This content is provided by our sponsor. It is not written by and does not necessarily reflect the views of Education Week's editorial staff.
Sponsor
Student Achievement Webinar
The Fall K-3 Classroom: What the data imply about composition, challenges and opportunities
The data tracking learning loss among the nation’s schoolchildren confirms that things are bad and getting worse. The data also tells another story — one with serious implications for the hoped for learning recovery initiatives
Content provided by Campaign for Grade-Level Reading
Student Well-Being Online Summit Student Mental Health
Attend this summit to learn what the data tells us about student mental health, what schools can do, and best practices to support students.

EdWeek Top School Jobs

Teacher Jobs
Search over ten thousand teaching jobs nationwide — elementary, middle, high school and more.
View Jobs
Principal Jobs
Find hundreds of jobs for principals, assistant principals, and other school leadership roles.
View Jobs
Administrator Jobs
Over a thousand district-level jobs: superintendents, directors, more.
View Jobs
Support Staff Jobs
Search thousands of jobs, from paraprofessionals to counselors and more.
View Jobs
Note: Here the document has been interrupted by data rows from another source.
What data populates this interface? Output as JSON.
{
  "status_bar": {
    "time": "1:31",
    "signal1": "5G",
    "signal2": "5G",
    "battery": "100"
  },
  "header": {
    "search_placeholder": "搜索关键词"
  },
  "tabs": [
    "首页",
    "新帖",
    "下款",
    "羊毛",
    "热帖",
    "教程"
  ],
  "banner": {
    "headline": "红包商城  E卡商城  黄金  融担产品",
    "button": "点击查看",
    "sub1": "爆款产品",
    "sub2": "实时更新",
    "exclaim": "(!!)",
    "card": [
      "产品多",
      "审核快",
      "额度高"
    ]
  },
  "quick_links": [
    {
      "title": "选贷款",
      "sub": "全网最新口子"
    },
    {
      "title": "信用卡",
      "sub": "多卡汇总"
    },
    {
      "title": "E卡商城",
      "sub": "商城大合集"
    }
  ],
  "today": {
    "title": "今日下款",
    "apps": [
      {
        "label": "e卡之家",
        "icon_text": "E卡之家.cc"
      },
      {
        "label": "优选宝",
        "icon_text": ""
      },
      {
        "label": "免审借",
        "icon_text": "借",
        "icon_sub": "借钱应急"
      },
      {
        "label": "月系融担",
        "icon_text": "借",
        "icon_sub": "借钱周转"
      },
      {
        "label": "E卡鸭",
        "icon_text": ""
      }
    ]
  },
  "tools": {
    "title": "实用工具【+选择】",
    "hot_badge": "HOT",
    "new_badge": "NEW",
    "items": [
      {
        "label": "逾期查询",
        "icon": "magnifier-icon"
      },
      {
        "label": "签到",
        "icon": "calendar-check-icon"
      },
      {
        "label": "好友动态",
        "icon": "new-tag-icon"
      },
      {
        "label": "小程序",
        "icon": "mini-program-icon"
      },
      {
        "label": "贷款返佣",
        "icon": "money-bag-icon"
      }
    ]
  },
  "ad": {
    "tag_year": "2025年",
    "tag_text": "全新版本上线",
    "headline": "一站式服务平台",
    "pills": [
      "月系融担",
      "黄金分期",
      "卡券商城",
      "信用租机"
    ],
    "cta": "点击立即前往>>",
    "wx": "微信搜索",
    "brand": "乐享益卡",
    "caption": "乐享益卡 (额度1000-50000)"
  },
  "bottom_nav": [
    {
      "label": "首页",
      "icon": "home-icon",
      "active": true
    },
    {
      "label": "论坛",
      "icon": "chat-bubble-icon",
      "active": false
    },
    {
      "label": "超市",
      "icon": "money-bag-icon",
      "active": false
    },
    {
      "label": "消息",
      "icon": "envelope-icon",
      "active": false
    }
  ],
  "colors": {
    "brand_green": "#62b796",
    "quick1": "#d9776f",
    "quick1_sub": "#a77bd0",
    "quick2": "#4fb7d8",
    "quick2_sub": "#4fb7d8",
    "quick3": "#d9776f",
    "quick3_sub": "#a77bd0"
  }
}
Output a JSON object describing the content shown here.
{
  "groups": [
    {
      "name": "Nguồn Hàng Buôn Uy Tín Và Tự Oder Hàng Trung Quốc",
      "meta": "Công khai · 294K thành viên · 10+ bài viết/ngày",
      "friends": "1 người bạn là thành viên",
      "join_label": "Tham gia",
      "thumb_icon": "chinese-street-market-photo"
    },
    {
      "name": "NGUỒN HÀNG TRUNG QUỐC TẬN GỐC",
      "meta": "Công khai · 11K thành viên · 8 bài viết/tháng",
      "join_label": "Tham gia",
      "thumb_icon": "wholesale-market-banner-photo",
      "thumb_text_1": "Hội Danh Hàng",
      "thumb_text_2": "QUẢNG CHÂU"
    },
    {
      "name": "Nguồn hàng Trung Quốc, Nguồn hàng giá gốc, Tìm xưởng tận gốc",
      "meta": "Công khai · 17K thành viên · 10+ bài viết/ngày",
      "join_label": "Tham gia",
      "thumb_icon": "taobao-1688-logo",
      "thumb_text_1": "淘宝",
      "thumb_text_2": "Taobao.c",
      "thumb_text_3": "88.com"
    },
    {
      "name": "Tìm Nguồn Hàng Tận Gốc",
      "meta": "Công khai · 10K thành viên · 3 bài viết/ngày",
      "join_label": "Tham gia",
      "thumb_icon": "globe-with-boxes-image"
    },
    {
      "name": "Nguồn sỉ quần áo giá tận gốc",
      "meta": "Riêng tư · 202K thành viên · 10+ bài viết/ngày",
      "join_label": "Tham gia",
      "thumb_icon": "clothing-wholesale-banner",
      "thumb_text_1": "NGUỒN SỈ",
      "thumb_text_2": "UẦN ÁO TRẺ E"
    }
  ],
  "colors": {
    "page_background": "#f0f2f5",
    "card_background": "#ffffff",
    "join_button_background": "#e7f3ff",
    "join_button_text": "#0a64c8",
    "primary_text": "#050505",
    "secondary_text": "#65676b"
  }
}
Read Next

This content is provided by our sponsor. It is not written by and does not necessarily reflect the views of Education Week's editorial staff.
Sponsor
Special Education Whitepaper
A Comprehensive Guide to the IEP Process
Download this guide to learn strategies for bringing together all stakeholders to plan an IEP that addresses the whole child; using relia...
Content provided by n2y
Special Education What Biden's Pick for Ed. Secretary Discussed With Disability Rights Advocates
Advocates for students with disabilities want Biden to address discipline and the effects of COVID-19 on special education.
2 min read
Miguel Cardona, President-elect Joe Biden's nominee for Secretary of Education, speaks after being introduced at The Queen Theater in Wilmington, Del., Wednesday, Dec. 23, 2020, as Biden, right, and Vice President-elect Kamala Harris, look on.
Miguel Cardona, President-elect Joe Biden's nominee for Secretary of Education, speaks after being introduced at The Queen Theater in Wilmington, Del., Dec. 23, 2020, as Biden, right, and Vice President-elect Kamala Harris, left, look on.
Carolyn Kaster/AP
Special Education Schools Struggled to Serve Students With Disabilities, English-Learners During Shutdowns
The needs of students with IEPs and English-language learners were not often met after the pandemic struck, says a federal report.
3 min read
Young boy wearing a mask shown sheltering at home looking out a window with a stuffed animal.
Getty
Special Education How Will Schools Pay for Compensatory Services for Special Ed. Students?
States’ efforts so far suggest there won’t be enough money to go around for all the learning losses of students with disabilities from COVID-19 school shutdowns.
8 min read
BRIC ARCHIVE
iStock/Getty